Laurelbrook Farm Compost ProjectHB
This project uses manure separating and compost technology to reduce greenhouse gas emissions and improve the financial outlook for one of Connecticut’s few remaining dairy farms.
Carbon Project Type: Farm Methane Avoidance
Location: East Canaan, Connecticut, U.S.A.
Volume: 2,000 metric tons
Standard: Verified Carbon Standard
In today’s economy, small, family-owned farms need additional help and support to operate successfully. Costs—including energy and bedding for animals—are increasing. Environmental concerns like manure runoff, odor, and pathogens can be problems, and agriculture accounts for an estimate 6% of U.S. greenhouse gases.
Laurelbrook Farm, located in East Canaan, Connecticut, is a third-generation dairy farm that was founded in 1948 by the Jacquier family. They have approximately 800 milking cows, 240 heifers, and 50 dry cows. The farm spans 275 acres, which is not enough land to field spread the manure generated by the herd. For this reason, the farm began some limited composting of manure three years ago as an alternative to trucking manure to other farms.

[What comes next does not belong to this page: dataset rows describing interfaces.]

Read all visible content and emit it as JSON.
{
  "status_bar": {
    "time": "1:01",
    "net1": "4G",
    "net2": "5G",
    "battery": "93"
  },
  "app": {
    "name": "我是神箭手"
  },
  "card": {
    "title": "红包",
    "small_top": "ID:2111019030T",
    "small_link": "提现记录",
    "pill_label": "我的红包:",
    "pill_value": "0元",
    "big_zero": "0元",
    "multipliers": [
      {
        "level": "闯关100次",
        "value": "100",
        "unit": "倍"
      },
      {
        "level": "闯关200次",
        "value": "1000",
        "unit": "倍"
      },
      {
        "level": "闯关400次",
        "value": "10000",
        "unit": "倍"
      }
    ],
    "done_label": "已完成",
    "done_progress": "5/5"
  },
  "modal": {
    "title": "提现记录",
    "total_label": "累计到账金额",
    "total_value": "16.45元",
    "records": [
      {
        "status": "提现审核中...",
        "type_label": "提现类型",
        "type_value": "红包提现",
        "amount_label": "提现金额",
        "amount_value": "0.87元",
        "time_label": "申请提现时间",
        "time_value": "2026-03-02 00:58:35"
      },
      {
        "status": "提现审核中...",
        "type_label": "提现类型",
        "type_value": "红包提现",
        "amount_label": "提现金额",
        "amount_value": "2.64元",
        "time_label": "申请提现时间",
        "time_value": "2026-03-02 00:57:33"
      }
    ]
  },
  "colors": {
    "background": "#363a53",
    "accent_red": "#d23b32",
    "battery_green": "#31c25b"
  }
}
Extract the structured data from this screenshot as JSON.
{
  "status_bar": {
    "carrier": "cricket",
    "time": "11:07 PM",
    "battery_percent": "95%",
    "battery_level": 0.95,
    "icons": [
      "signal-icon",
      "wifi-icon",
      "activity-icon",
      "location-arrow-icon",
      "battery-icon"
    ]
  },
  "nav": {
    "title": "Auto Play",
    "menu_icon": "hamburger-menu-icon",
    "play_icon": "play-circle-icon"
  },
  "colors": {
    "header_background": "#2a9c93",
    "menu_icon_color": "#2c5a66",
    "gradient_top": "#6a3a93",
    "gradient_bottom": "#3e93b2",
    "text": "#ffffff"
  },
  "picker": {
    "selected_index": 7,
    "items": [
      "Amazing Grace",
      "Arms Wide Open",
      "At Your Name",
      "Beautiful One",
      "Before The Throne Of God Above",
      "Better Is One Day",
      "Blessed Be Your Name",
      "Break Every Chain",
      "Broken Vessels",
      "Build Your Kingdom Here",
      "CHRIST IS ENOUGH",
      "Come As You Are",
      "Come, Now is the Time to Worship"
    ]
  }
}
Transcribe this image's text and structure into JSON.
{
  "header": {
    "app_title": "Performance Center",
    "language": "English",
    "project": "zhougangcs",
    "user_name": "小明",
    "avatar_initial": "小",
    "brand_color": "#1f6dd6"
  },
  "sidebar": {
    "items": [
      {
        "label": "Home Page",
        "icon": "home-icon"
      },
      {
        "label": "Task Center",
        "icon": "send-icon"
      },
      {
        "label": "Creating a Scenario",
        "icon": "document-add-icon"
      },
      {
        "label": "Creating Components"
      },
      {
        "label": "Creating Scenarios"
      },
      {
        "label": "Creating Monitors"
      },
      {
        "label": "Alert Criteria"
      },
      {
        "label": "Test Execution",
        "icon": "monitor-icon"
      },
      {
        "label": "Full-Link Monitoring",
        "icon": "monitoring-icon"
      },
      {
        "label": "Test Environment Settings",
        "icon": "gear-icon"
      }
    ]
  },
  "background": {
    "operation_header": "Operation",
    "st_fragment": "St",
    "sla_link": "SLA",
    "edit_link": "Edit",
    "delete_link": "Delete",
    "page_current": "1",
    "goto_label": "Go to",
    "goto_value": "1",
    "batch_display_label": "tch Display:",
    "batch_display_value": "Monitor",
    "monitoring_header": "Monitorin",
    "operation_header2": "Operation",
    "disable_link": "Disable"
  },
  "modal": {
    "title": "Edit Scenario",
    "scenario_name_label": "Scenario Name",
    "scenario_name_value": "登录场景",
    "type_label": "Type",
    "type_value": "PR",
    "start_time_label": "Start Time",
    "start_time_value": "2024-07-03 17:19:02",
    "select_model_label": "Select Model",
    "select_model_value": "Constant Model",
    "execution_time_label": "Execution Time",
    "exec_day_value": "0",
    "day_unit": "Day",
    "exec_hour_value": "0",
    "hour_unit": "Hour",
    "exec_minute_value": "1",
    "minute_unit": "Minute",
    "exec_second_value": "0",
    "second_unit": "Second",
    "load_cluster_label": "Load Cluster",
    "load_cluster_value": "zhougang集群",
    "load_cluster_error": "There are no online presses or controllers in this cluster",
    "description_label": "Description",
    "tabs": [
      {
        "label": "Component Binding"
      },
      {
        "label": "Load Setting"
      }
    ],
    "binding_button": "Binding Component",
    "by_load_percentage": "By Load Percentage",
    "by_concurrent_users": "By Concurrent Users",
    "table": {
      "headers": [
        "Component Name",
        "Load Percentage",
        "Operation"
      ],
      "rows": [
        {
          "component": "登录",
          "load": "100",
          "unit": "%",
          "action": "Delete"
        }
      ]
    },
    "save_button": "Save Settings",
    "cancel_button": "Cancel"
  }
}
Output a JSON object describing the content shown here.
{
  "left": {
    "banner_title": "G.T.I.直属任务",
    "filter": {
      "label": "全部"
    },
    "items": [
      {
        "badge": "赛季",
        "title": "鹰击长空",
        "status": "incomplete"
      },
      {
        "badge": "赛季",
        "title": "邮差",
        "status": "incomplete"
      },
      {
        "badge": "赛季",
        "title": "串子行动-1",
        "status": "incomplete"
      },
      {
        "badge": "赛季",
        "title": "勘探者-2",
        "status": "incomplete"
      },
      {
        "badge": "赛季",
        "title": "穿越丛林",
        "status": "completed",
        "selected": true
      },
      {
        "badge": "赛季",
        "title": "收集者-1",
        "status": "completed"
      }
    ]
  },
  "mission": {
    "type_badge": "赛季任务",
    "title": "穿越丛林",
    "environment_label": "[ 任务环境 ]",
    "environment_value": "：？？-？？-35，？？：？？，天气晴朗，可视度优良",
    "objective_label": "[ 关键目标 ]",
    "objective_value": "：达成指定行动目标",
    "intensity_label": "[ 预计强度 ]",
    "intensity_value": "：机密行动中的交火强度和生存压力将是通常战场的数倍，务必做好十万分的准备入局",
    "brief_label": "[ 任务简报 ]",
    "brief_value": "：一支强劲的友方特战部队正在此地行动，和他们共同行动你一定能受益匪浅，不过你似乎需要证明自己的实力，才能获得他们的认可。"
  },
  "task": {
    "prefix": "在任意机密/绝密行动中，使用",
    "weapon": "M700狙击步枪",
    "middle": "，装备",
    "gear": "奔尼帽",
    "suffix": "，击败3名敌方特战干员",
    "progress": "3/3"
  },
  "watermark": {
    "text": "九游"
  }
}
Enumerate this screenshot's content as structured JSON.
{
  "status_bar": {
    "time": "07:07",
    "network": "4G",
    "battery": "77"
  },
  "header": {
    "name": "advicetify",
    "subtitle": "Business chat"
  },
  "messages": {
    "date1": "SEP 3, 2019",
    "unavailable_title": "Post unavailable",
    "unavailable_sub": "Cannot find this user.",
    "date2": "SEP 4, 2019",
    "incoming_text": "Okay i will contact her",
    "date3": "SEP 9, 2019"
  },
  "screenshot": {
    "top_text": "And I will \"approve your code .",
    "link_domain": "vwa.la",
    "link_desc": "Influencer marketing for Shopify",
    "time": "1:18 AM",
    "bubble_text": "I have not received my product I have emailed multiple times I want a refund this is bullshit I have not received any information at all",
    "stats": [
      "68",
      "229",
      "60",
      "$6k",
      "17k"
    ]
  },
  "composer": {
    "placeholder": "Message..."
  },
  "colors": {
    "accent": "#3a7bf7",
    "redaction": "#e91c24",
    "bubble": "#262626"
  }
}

The compost was made by separating manure solids with a simple separator. Wood chips were added to the material to achieve the correct balance of ingredients for effective composting. As the mix heated up and decomposed, it was turned several times.
Unfortunately, this separator had broken down and could not have been repaired economically. Learning of the opportunity to sell the greenhouse gas reductions that would result from restored operations, the Jacquiers decided to restore the composting operation with a more efficient, multi-stage solids-separating system.
Robert Jacquier, who oversees the farm, said: “We believe the composting operation is the best way to take full advantage of the nutrients in the waste stream while significantly reducing the environmental threat posed by manure decomposition and nutrient run-off. It’s a difficult time to operate a dairy farm, but we take pride in taking the best care of our animals and being good stewards of the land.”
This advanced process allows the farm to both compost a higher percentage of the manure and produce better compost.
“We’re not the only dairymen who are composting, but it is this sort of innovation that farmers need to consider. We’re proud to have figured out how to get the composting up and running again, and we’re pleased to be working with NativeEnergy,” Jacquier added.
With the promise of upfront revenues from NativeEnergy’s Help Build™ carbon offset sales, the new separating equipment was installed and the system began operating in early summer 2010.
Sustainable Development Benefits
This project will reduce 2,000 tons of greenhouse gas emissions per year. The separator equipment removes a large portion of the volatile manure solids before the manure goes into storage, reducing the methane emissions that would otherwise be emitted. When volatile solids in the waste stream break down anaerobically (without oxygen) in the manure slurry storage tank, they produce methane, a greenhouse gas 21 times more powerful than carbon dioxide. The separation of the solids and aerobic decomposition largely eliminates methane gas formation, resulting in an important reduction in the greenhouse gases produced by the animal waste.
In addition, this project produces all of the bedding needed for the dairy cows, greatly reducing bedding and manure trucking costs. This supports the farm’s continuing operation and helps maintain the traditional community. In addition, local gardeners can purchase the natural fertilizer produced by the farm and need not rely on chemical ones.
This project is a collaborative effort among NativeEnergy, the Jacquier family at Laurelbrook Farm, Integrity Ag Systems, and everyone who purchased NativeEnergy’s Help Build™ carbon offsets from the Laurelbrook Farm Compost Project.
Validation and Verification
This project is validated to the Verified Carbon Standard. The carbon offsets generated by the project are being third-party verified periodically over the project life. The project is registered with the Markit Environmental Registry.
This project meets NativeEnergy’s stringent additionality criteria, as our funding was necessary to the project’s implementation.